The Portable Jung by Carl Jung
The Portable Jung is a concise treatment of Jung’s most famous works, which allows sociologists to digest information from sociology’s sister subject: psychology. This huge text contains Jung’s instruction on psychology; psychoanalysis; and what was, at the time, the newly emerging area of sociology.
On Suicide: A Study in Sociology by Emile Durkheim
In this book, Emile Durkheim, one of the leading sociologists in history, sheds light on the topic of suicide, a topic his 1897 audience barely understood and still considered taboo. This timeless read concludes that suicide results from an individual’s lack of assimilation with society and explores the psychological impact of suicide on the victim, family and society.
The Upside of Irrationality: The Unexpected Benefits of Defying Logic at Work and at Home by Dan Ariely
In this book, Dan Ariely expounds on the positive and negative effects irrationality has on our lives.

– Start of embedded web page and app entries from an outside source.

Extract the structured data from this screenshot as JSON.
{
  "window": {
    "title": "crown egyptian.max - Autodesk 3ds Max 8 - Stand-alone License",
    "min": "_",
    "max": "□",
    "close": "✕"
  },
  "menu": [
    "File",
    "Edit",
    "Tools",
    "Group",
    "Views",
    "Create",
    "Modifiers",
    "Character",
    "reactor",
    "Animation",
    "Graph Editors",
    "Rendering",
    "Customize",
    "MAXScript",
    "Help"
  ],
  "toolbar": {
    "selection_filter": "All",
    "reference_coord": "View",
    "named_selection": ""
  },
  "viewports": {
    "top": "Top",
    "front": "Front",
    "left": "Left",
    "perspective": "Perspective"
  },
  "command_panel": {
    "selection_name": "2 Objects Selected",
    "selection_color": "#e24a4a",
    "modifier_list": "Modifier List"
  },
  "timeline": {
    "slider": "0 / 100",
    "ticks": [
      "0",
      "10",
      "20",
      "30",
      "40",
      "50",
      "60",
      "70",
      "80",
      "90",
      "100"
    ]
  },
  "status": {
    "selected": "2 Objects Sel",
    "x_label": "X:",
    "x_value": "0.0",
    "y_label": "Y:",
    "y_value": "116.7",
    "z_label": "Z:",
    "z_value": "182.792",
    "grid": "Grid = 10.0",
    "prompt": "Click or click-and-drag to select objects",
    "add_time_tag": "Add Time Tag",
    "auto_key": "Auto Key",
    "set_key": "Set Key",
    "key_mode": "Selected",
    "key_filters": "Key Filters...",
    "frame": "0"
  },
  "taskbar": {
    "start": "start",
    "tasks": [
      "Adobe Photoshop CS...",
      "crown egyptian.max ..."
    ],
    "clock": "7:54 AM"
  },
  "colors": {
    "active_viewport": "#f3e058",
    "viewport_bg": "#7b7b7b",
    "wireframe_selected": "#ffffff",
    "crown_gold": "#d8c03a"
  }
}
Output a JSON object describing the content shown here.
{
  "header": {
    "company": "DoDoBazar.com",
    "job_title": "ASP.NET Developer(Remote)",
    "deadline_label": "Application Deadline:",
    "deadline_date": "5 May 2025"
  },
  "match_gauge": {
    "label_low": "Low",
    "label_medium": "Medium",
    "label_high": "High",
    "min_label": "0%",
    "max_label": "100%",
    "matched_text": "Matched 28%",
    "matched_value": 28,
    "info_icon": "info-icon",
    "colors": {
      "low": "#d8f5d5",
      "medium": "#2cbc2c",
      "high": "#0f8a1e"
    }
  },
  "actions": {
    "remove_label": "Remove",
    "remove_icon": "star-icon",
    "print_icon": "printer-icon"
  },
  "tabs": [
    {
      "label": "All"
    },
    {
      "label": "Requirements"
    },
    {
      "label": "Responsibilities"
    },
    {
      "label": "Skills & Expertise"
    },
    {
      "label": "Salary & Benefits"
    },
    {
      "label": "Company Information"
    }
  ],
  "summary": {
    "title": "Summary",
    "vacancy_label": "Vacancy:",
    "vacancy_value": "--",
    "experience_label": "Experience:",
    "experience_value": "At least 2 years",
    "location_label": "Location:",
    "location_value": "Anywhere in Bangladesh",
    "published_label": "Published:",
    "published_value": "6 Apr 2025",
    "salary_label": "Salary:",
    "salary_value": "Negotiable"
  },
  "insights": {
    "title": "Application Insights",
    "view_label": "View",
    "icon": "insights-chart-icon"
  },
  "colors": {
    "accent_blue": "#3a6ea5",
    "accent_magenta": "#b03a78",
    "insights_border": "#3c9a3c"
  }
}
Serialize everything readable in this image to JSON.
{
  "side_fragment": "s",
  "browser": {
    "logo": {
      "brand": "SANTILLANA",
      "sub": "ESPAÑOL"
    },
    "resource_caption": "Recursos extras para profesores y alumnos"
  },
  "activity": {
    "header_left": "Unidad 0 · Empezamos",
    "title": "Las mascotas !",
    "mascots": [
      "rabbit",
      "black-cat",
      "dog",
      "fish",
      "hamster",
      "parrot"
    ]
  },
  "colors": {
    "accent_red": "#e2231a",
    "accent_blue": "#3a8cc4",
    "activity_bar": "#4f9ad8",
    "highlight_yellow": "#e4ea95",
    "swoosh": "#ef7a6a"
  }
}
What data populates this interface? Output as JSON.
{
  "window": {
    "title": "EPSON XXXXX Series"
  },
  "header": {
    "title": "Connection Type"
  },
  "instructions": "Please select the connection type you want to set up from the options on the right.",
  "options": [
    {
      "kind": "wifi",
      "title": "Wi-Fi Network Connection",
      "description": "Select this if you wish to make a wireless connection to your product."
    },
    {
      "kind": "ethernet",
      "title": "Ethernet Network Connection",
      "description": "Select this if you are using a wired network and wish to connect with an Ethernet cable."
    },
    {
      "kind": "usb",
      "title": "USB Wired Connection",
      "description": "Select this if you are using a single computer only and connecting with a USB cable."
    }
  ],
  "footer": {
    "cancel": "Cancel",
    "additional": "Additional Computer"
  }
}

Ariely discusses subjects such as an individual’s true motivations, how one unwise action can become habitual, and how to learn to love those close to you.
Man’s Search for Meaning by Victor Frankl
Both memoir and commentary on humanity, Victor Frankl’s book recounts his experiences in four Nazi camps, including Auschwitz, where his entire family was killed. Based on his experiences, Frankl posits that humans have no choice but to encounter suffering — but that they can choose to find meaning within it.
The Tipping Point by Malcolm Gladwell
Malcolm Gladwell’s text exploring the way an idea, trend or social behavior becomes a worldwide phenomenon was a huge hit. Gladwell uses relatable material such as Sesame Street, current smoking trends, email and New York City around the Millennium to bring his topics to life.
Distinction: A Social Critique on the Judgement of Taste by Pierre Bourdieu
This text explores the way social meaning comes from what appear to be mundane decisions. In particular, Pierre Bourdieu looks at a French person’s clothing, furniture, pastimes, dinner, and various other run-of-the-mill decisions to form larger conclusions.
Economy and Society: An Outline of Interpretive Sociology by Max Weber
Economy and Society has become a foundational text for modern sociology. Published in Germany in the early 1920s, the book was dubbed, “the greatest sociological treatise written in this century.” It evaluated social structures and standards in the context of a variety of world events in history. The book includes his renowned treatises on social action, religion, law, bureaucracy, charisma, the city, status and power, and the community with its class systems.
A student pursuing a BA in sociology, as well as with veteran sociologists, can reach for any one of these essential sociology books to enrich their knowledge or to inspire new ideas to spark an advancement in the field.
Learn more about the Arkansas State online BA in Sociology program.